# What you will do
Whenever a line in the data holds the string "Subject", copy that line.

[Saved data entries]
:::

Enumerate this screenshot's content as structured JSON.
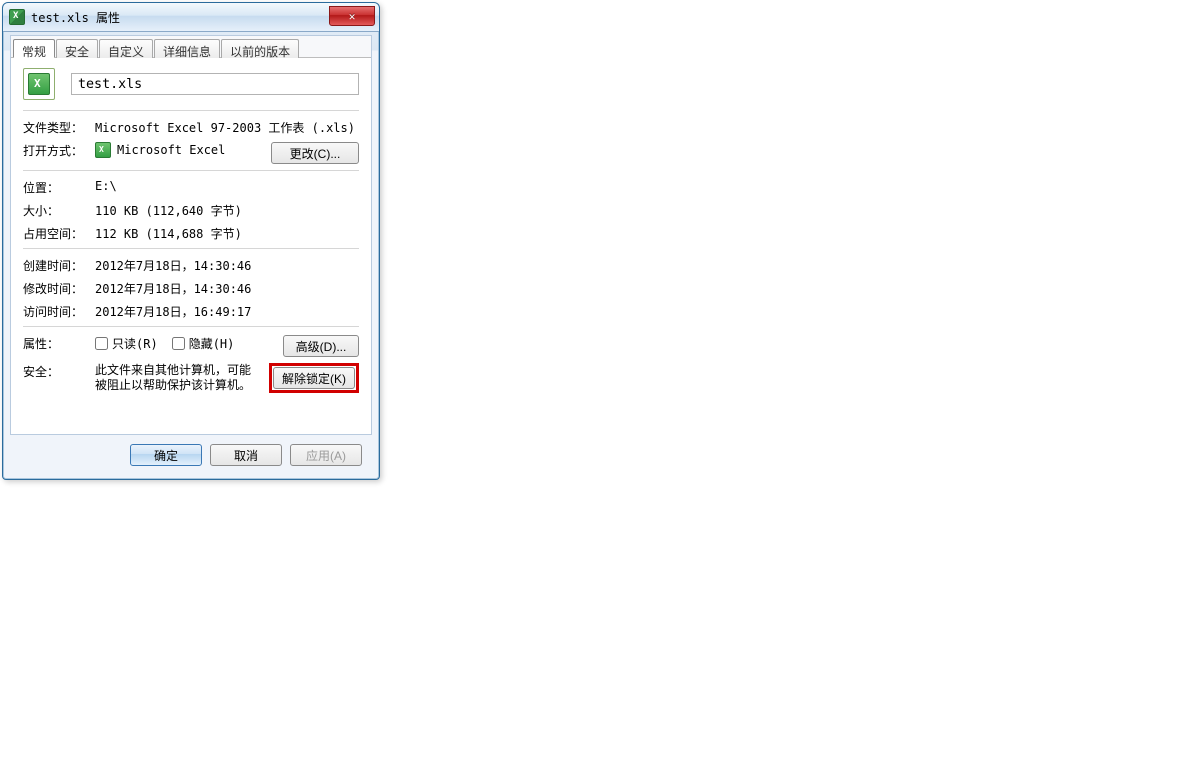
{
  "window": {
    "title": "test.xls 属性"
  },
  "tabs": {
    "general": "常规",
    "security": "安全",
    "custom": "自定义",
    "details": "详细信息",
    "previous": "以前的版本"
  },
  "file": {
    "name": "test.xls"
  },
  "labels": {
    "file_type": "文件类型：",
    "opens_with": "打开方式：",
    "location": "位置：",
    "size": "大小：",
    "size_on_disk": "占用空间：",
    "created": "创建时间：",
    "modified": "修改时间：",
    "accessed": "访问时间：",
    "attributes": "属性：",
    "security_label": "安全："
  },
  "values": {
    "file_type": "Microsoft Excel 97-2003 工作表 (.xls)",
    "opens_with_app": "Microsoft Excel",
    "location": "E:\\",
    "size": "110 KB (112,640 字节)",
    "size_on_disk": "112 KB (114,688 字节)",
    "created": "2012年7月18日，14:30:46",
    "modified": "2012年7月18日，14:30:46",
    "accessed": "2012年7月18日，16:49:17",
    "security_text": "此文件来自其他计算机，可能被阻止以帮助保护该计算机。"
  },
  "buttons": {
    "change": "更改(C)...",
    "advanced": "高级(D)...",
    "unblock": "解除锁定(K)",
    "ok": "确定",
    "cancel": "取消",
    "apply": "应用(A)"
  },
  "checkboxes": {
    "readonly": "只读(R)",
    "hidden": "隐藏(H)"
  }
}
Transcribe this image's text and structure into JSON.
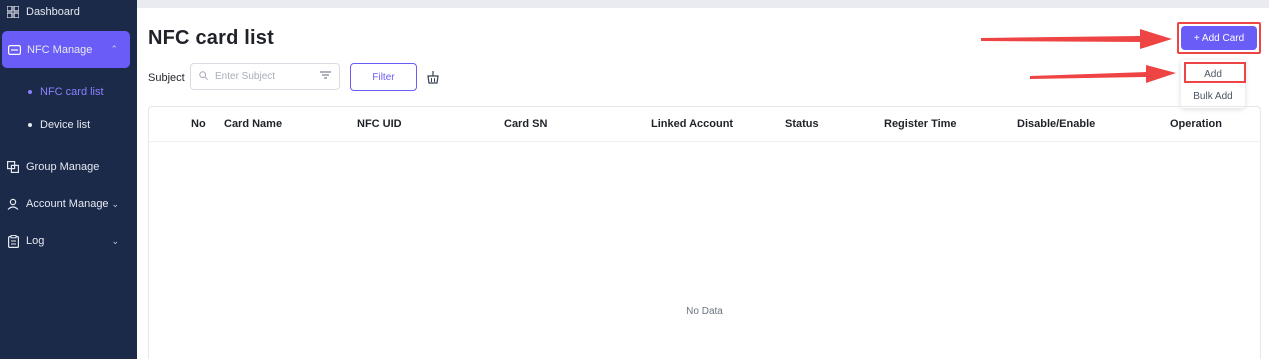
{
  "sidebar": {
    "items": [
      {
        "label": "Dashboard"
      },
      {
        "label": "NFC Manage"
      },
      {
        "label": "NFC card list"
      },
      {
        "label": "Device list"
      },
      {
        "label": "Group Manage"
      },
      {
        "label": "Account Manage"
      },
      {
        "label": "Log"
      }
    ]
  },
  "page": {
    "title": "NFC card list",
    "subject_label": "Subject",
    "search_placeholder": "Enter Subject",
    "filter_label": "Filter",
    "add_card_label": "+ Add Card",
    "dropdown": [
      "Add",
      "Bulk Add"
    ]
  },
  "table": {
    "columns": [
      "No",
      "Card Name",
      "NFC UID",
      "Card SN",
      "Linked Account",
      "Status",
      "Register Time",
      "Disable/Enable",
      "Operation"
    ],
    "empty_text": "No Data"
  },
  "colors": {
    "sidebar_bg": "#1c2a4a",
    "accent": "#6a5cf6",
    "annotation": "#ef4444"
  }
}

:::

# Output of the task
    "subject_label": "Subject",
    "search_placeholder": "Enter Subject",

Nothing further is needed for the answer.